“This is a really big deal,” said Gov. John Carney, D-Delaware, during the event. “We can do something really special and really important here on the Brandywine—and we must. If we can revitalize and redevelop neighborhoods across our city, our city is going to be stronger, it’s going to be better, and it’s going to be a greater place to live.”

 Tim Crawl-Bey, Executive Director of the Inter-Neighborhood Foundation, has been working with stakeholders in the community to put together a revitalization plan for northeast Wilmington. He said he’s pleased the deserted area, which currently blocks access to the Brandywine River, will soon thrive.

“I just think it’s kind of like having a jewel, but you can’t touch it or feel it. One of the downfalls here is the lack of access to the river for people in the community to share the enjoyment of the river, like at Brandywine Park or downtown,” he said. “Just feeling like, ‘Here’s a site along the river—which in most communities is prime real estate—to see it year after year go undeveloped is certainly not something that’s a point of pride.”

Since the federal brownfields law was passed in 2001, the EPA has awarded almost $11 million to Delaware communities for assessing and cleaning up sites.

“Brownfields funding to communities enhances public health by reducing exposure to hazardous contaminants in our towns, neighborhoods and cities,” said Cecil Rodrigues, acting regional administrator for the EPA. “By enabling the cleanup and reuse of brownfields sites, this funding can spark the economic development that leads to a vibrant community.”

DNREC Secretary Shawn Garvin said many brownfields in Delaware and across the U.S. are underutilized, partly because before the 2001 law, communities were apprehensive about liability.

He said DNREC has and will continue to make cleaning up brownfields a priority.

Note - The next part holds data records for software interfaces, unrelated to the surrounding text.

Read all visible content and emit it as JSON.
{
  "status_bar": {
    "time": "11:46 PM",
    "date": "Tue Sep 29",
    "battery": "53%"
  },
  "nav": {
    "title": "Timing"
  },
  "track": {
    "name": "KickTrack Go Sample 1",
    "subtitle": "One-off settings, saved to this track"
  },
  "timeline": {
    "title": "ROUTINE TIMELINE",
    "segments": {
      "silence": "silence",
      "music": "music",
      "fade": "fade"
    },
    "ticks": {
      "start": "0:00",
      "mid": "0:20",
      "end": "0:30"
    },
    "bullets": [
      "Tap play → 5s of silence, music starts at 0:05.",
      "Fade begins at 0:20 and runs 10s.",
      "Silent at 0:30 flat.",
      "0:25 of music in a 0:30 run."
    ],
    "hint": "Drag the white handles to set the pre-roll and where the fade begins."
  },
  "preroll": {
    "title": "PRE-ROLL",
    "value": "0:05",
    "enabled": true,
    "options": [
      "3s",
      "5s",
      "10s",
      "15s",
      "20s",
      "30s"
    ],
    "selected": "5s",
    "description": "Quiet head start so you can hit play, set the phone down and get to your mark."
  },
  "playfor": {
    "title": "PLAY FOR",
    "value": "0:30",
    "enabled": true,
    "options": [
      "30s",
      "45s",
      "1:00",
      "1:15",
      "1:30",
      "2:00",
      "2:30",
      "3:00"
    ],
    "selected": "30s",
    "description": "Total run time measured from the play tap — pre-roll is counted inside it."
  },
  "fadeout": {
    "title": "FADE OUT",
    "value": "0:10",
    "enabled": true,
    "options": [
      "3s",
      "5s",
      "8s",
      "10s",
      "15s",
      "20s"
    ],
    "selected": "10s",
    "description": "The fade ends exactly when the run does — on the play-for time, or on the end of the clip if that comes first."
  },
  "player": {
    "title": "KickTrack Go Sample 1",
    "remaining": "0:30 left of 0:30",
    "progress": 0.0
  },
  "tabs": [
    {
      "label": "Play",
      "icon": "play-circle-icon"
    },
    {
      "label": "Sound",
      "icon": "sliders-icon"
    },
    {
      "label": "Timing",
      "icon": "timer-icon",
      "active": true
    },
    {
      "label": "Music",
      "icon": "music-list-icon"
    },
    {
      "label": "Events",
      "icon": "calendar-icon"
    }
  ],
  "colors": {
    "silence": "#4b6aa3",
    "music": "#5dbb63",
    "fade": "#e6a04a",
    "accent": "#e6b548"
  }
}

Garvin said the grant is an opportunity to make use of underutilized portions of the state, and will motivate other stakeholders to consider revitalizing other pieces of land.

“Instead of going and redeveloping greenfields and places that don’t have the infrastructure, you’re putting opportunities—it can be parks, it can be housing, it can shops, it can be manufacturing—back in areas that have the infrastructure, and they’re getting cleaned up to the benefit of the residents at the same time.”

Discussion into what will be built on the two pieces of land in Wilmington is yet to take place.

In the past, DNREC has used funding to create properties like a group home for people with disabilities, residential units, a community center and a research and manufacturing facility.

Grant funding also was used for the South Wilmington Wetlands Project, which cleaned up and reused more than 20 acres of contaminated soils to create wetland, with a proposed community park and environmental education center.

“Whatever it looks like it will be asset to the city, and also it will create a connection for the community back to the Brandywine, which hasn’t existed, because this property has been fenced off, so it’s really a quality of life issue,” Garvin said.